- [Information provided]

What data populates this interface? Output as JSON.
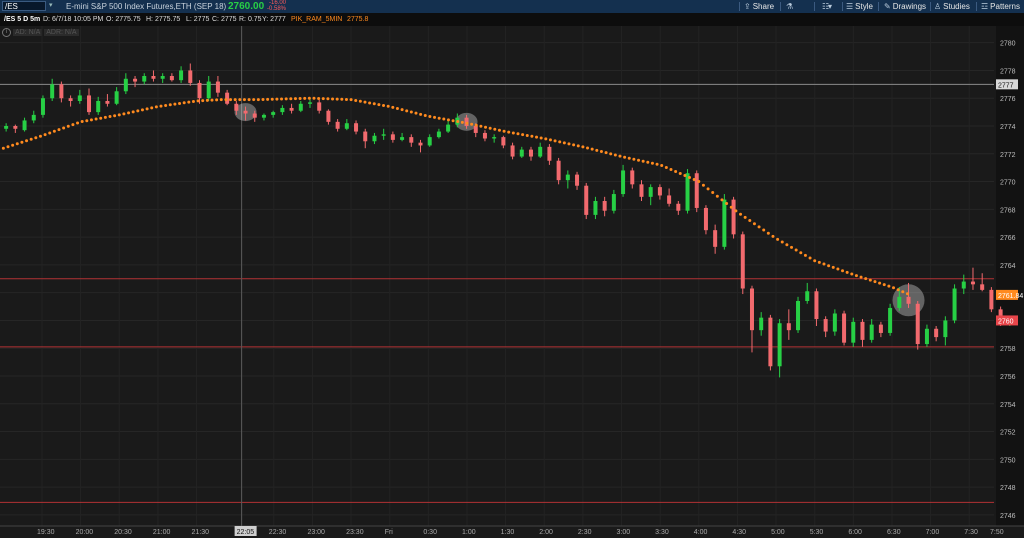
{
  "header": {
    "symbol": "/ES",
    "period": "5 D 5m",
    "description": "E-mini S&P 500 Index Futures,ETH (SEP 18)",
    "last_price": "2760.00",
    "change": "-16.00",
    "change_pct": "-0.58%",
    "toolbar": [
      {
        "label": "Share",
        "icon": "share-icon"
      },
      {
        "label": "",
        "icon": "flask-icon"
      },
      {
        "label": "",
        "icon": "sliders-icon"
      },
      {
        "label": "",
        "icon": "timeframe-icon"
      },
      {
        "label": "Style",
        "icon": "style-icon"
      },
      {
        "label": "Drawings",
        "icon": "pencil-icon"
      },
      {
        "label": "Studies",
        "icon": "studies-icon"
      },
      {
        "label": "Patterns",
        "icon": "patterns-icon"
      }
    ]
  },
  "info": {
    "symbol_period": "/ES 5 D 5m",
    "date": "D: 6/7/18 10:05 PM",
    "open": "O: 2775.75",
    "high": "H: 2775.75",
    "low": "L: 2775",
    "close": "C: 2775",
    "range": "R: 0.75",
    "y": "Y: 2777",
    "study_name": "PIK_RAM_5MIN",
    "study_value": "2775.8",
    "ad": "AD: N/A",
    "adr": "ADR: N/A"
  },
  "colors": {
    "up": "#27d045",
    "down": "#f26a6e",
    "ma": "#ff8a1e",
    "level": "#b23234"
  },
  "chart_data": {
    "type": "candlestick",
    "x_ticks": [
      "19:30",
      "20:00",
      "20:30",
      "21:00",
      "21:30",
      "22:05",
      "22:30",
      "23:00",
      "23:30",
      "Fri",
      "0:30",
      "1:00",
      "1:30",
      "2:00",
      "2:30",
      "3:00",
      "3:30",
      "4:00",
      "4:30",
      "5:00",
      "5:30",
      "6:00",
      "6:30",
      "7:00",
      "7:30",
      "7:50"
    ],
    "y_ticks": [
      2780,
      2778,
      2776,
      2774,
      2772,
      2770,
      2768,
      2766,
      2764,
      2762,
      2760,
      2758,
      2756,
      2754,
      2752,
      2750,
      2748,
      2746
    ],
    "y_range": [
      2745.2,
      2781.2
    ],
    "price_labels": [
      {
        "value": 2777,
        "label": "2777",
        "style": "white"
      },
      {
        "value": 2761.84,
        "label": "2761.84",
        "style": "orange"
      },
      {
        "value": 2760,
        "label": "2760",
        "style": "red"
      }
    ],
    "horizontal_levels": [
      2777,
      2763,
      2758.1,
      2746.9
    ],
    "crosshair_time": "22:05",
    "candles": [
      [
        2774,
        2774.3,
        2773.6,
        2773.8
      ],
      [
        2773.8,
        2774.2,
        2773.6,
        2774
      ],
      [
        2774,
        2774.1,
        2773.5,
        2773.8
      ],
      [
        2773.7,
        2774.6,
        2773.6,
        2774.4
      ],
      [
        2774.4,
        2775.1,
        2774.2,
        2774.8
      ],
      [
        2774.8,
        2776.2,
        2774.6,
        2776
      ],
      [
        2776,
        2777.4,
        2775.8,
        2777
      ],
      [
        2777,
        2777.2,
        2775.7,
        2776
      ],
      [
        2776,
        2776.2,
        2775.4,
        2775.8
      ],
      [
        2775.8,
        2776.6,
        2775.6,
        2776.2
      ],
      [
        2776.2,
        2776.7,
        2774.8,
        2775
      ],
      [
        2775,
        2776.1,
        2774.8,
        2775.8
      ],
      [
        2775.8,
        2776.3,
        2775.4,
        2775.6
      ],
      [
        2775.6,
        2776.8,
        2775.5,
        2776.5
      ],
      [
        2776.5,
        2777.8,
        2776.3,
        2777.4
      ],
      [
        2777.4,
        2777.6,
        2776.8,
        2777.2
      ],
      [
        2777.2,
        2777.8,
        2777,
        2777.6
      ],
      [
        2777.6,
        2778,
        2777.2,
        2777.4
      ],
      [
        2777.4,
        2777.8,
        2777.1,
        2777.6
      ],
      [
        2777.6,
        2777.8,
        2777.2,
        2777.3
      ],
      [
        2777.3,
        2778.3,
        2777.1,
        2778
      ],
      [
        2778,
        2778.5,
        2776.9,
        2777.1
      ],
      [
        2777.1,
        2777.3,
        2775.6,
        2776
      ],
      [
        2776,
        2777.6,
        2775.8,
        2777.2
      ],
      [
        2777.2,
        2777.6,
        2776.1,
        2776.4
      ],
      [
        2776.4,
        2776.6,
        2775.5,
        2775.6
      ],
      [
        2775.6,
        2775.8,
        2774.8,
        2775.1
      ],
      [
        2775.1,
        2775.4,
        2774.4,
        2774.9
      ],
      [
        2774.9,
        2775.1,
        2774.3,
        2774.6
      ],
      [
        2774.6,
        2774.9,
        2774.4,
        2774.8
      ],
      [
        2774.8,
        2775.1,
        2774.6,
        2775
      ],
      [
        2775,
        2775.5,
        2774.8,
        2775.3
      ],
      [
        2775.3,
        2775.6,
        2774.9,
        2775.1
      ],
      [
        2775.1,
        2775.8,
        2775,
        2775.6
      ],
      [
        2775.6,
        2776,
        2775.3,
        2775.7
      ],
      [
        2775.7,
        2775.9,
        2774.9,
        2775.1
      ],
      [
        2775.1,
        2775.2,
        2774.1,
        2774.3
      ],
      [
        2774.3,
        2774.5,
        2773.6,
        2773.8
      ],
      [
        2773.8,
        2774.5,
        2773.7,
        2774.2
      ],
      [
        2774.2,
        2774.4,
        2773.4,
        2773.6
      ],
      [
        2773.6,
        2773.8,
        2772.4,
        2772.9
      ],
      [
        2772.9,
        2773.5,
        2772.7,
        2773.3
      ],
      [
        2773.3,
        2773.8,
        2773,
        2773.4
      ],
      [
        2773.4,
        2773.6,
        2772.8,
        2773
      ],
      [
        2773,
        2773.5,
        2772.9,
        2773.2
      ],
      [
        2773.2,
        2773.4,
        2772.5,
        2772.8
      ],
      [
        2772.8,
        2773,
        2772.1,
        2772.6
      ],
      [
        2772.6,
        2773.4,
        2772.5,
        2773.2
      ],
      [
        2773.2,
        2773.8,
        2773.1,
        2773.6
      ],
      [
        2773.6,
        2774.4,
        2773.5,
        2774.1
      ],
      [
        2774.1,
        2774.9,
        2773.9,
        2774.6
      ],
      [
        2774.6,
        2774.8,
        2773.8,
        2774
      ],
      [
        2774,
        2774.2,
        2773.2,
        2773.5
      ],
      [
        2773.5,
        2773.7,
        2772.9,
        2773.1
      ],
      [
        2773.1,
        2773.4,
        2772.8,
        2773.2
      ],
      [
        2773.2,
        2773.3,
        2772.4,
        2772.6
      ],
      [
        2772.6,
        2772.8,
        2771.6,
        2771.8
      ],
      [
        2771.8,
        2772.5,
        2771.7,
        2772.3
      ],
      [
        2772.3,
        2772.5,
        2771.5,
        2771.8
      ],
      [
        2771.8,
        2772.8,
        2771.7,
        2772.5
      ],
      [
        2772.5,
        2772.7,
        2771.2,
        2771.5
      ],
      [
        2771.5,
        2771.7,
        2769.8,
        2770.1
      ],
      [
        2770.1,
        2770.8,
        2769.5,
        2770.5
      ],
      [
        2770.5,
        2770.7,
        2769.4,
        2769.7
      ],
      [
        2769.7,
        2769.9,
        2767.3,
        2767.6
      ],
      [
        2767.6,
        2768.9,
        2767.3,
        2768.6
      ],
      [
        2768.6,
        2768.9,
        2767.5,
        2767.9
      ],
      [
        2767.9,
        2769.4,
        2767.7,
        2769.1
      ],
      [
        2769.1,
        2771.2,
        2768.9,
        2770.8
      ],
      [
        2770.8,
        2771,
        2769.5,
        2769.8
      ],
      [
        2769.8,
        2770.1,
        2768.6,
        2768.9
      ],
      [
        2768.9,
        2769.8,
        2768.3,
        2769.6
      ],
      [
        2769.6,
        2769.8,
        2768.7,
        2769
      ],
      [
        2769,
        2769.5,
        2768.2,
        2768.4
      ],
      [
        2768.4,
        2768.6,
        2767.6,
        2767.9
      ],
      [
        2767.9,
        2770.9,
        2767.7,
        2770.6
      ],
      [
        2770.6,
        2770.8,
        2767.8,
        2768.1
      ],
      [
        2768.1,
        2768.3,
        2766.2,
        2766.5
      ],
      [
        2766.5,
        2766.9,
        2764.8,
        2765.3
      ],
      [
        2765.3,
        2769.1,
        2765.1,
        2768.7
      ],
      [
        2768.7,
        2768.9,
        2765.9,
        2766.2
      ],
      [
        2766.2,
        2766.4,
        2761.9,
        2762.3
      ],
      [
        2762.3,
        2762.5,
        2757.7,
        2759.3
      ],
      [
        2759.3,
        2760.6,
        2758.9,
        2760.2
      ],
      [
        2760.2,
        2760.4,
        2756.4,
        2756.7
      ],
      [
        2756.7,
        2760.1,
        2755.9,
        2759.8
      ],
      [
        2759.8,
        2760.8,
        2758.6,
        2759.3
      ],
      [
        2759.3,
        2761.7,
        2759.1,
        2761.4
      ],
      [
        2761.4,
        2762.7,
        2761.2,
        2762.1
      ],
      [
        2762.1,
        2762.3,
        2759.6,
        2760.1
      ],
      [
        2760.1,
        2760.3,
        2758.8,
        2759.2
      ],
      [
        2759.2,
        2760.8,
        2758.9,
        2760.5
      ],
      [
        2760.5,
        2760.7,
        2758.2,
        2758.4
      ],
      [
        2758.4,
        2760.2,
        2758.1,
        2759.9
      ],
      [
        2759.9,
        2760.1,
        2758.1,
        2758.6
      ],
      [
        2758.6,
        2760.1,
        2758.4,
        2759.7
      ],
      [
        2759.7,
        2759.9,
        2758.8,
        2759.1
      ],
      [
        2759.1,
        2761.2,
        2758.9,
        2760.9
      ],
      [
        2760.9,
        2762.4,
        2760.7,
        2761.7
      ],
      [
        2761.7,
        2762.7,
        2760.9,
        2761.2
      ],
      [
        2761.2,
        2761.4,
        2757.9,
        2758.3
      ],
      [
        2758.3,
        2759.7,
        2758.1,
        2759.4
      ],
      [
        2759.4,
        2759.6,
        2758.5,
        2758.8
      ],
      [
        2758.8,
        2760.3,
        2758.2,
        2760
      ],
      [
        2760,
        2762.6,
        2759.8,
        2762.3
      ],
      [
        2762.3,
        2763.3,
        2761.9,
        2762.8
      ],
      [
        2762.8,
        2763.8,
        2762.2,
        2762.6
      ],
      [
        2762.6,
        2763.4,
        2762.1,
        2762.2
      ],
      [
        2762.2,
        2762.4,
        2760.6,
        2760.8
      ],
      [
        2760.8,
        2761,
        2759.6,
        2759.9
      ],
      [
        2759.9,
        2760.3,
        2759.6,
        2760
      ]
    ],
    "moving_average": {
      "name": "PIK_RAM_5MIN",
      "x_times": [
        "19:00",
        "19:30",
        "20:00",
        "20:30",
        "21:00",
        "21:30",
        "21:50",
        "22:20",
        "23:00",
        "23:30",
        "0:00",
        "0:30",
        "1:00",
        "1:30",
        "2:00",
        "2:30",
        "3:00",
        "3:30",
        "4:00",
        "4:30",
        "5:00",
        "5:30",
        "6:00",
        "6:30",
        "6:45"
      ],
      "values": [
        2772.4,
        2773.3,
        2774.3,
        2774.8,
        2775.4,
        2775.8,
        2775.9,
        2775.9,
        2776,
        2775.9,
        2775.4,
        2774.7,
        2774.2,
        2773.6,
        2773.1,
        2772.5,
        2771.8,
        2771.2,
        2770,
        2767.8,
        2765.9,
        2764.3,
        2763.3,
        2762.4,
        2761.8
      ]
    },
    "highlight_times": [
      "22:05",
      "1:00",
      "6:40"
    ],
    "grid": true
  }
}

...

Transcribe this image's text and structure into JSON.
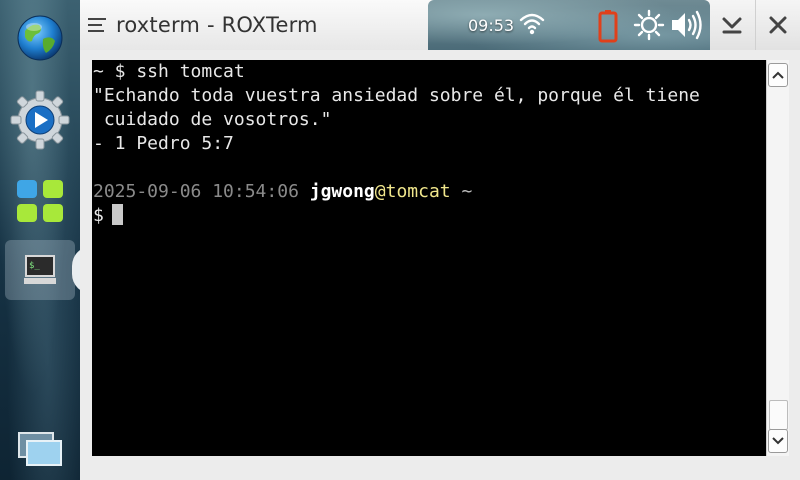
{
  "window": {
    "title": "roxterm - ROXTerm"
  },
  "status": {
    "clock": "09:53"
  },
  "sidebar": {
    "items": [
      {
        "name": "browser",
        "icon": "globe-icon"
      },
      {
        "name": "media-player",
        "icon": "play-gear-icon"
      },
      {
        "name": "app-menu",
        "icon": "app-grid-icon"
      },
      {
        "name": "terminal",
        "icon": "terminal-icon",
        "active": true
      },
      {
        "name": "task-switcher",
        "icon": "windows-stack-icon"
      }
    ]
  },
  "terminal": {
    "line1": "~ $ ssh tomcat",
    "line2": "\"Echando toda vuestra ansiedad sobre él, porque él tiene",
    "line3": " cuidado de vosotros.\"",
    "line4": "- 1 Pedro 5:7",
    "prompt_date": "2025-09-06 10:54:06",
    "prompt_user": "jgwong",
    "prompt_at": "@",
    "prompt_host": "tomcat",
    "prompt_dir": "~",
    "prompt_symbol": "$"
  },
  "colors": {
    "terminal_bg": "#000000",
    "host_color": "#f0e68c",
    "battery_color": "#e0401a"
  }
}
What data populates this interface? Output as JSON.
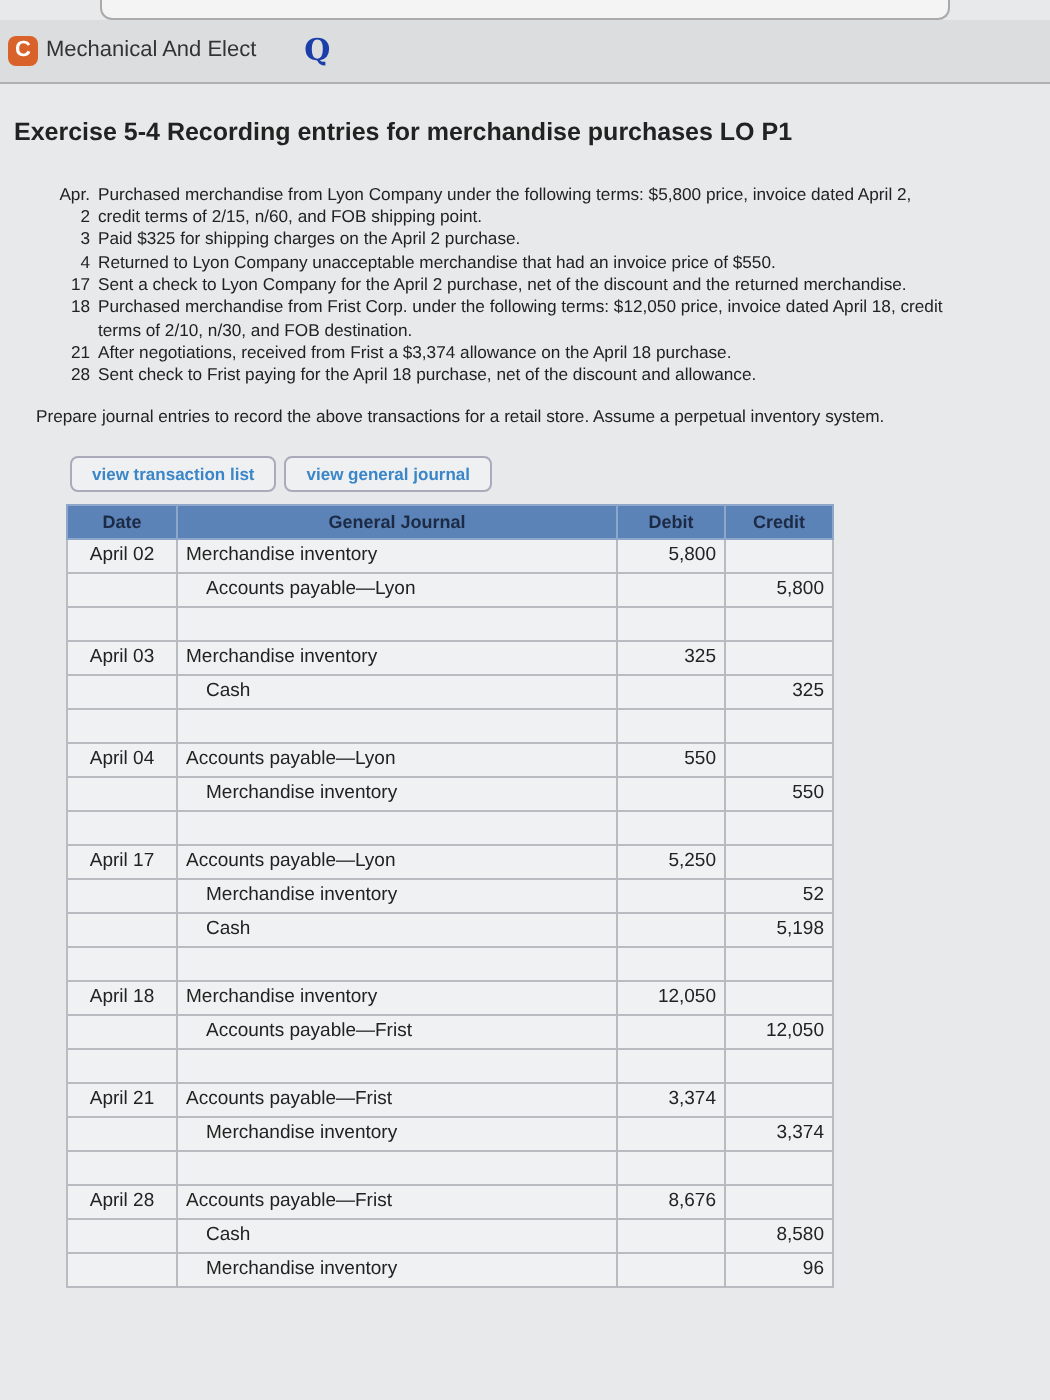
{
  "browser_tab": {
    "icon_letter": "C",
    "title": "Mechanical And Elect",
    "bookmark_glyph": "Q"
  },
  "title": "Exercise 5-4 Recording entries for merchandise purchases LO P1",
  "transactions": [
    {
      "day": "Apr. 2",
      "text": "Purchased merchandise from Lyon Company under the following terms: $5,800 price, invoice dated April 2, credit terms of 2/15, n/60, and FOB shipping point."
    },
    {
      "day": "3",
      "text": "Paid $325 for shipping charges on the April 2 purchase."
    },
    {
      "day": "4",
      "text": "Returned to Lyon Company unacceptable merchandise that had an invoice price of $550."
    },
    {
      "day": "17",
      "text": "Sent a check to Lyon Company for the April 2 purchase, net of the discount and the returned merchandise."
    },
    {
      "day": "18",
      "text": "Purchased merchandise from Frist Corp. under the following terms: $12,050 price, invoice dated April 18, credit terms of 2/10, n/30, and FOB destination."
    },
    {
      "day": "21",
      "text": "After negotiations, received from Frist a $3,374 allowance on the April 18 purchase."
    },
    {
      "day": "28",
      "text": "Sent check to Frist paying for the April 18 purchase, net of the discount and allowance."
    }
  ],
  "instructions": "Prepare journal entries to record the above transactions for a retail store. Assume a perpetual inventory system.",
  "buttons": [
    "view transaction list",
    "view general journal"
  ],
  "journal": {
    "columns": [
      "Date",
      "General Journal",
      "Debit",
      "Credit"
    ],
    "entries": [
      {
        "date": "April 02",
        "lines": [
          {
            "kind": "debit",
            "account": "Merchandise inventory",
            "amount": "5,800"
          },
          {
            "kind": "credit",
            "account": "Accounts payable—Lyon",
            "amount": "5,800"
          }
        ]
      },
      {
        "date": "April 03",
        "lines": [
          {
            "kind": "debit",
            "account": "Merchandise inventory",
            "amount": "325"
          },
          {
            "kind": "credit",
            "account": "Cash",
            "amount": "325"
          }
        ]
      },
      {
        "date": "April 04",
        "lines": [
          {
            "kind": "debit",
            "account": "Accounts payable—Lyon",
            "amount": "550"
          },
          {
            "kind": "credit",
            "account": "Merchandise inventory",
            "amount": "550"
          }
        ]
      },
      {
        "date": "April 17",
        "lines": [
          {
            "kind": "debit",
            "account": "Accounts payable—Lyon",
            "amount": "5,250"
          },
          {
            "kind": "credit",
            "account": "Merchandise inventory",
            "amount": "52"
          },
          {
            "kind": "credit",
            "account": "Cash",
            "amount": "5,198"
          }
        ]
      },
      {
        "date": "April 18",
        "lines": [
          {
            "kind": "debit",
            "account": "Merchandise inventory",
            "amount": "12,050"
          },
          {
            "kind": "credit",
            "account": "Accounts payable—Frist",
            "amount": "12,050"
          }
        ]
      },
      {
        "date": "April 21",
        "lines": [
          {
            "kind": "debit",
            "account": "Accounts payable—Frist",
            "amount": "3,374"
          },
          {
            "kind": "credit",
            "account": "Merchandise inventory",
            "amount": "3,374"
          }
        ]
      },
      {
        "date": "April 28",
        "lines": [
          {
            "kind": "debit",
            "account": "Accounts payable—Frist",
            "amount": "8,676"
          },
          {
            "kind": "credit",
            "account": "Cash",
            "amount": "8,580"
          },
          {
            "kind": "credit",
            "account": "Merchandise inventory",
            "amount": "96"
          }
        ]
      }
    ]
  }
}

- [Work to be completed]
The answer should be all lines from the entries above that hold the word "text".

- [Result]
Transcribe this image's text and structure into JSON.
      "text": "Purchased merchandise from Lyon Company under the following terms: $5,800 price, invoice dated April 2, credit terms of 2/15, n/60, and FOB shipping point."
      "text": "Paid $325 for shipping charges on the April 2 purchase."
      "text": "Returned to Lyon Company unacceptable merchandise that had an invoice price of $550."
      "text": "Sent a check to Lyon Company for the April 2 purchase, net of the discount and the returned merchandise."
      "text": "Purchased merchandise from Frist Corp. under the following terms: $12,050 price, invoice dated April 18, credit terms of 2/10, n/30, and FOB destination."
      "text": "After negotiations, received from Frist a $3,374 allowance on the April 18 purchase."
      "text": "Sent check to Frist paying for the April 18 purchase, net of the discount and allowance."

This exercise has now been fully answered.